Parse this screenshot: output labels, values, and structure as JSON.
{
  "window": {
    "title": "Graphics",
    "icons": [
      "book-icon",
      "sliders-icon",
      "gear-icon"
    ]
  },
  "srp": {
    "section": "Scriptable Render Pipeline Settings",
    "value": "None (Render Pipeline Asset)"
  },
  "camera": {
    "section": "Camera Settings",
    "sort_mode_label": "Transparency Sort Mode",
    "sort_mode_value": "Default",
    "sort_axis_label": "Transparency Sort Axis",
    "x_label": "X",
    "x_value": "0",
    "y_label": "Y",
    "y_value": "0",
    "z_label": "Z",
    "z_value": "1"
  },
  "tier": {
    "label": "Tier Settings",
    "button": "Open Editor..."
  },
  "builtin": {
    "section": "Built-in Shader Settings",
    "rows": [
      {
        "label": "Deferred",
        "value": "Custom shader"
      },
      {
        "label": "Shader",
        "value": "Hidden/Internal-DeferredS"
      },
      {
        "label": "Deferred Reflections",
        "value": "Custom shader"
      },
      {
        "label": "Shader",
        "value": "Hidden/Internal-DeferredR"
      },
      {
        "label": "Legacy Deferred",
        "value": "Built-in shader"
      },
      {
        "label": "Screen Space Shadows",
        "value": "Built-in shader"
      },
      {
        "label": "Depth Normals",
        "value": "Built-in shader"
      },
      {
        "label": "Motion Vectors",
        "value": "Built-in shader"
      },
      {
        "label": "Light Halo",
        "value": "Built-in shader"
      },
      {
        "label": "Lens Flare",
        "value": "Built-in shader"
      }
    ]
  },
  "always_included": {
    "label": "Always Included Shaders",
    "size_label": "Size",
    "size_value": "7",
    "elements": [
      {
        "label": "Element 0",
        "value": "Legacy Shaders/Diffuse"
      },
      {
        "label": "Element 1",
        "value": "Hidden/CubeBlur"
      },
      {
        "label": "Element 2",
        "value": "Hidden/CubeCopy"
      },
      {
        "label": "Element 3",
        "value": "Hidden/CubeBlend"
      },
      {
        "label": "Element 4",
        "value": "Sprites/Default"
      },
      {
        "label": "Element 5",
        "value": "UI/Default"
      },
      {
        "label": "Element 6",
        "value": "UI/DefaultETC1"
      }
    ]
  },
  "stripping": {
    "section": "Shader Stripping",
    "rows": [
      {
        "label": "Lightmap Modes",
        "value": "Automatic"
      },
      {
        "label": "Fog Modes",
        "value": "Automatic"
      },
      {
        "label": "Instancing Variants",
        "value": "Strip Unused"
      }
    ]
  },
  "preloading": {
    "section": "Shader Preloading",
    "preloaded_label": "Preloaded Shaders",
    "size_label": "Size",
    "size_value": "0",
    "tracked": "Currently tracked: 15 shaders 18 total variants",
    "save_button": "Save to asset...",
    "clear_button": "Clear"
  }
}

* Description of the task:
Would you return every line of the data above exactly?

* Final answer:
Parse this screenshot: output labels, values, and structure as JSON.
{
  "window": {
    "title": "Graphics",
    "icons": [
      "book-icon",
      "sliders-icon",
      "gear-icon"
    ]
  },
  "srp": {
    "section": "Scriptable Render Pipeline Settings",
    "value": "None (Render Pipeline Asset)"
  },
  "camera": {
    "section": "Camera Settings",
    "sort_mode_label": "Transparency Sort Mode",
    "sort_mode_value": "Default",
    "sort_axis_label": "Transparency Sort Axis",
    "x_label": "X",
    "x_value": "0",
    "y_label": "Y",
    "y_value": "0",
    "z_label": "Z",
    "z_value": "1"
  },
  "tier": {
    "label": "Tier Settings",
    "button": "Open Editor..."
  },
  "builtin": {
    "section": "Built-in Shader Settings",
    "rows": [
      {
        "label": "Deferred",
        "value": "Custom shader"
      },
      {
        "label": "Shader",
        "value": "Hidden/Internal-DeferredS"
      },
      {
        "label": "Deferred Reflections",
        "value": "Custom shader"
      },
      {
        "label": "Shader",
        "value": "Hidden/Internal-DeferredR"
      },
      {
        "label": "Legacy Deferred",
        "value": "Built-in shader"
      },
      {
        "label": "Screen Space Shadows",
        "value": "Built-in shader"
      },
      {
        "label": "Depth Normals",
        "value": "Built-in shader"
      },
      {
        "label": "Motion Vectors",
        "value": "Built-in shader"
      },
      {
        "label": "Light Halo",
        "value": "Built-in shader"
      },
      {
        "label": "Lens Flare",
        "value": "Built-in shader"
      }
    ]
  },
  "always_included": {
    "label": "Always Included Shaders",
    "size_label": "Size",
    "size_value": "7",
    "elements": [
      {
        "label": "Element 0",
        "value": "Legacy Shaders/Diffuse"
      },
      {
        "label": "Element 1",
        "value": "Hidden/CubeBlur"
      },
      {
        "label": "Element 2",
        "value": "Hidden/CubeCopy"
      },
      {
        "label": "Element 3",
        "value": "Hidden/CubeBlend"
      },
      {
        "label": "Element 4",
        "value": "Sprites/Default"
      },
      {
        "label": "Element 5",
        "value": "UI/Default"
      },
      {
        "label": "Element 6",
        "value": "UI/DefaultETC1"
      }
    ]
  },
  "stripping": {
    "section": "Shader Stripping",
    "rows": [
      {
        "label": "Lightmap Modes",
        "value": "Automatic"
      },
      {
        "label": "Fog Modes",
        "value": "Automatic"
      },
      {
        "label": "Instancing Variants",
        "value": "Strip Unused"
      }
    ]
  },
  "preloading": {
    "section": "Shader Preloading",
    "preloaded_label": "Preloaded Shaders",
    "size_label": "Size",
    "size_value": "0",
    "tracked": "Currently tracked: 15 shaders 18 total variants",
    "save_button": "Save to asset...",
    "clear_button": "Clear"
  }
}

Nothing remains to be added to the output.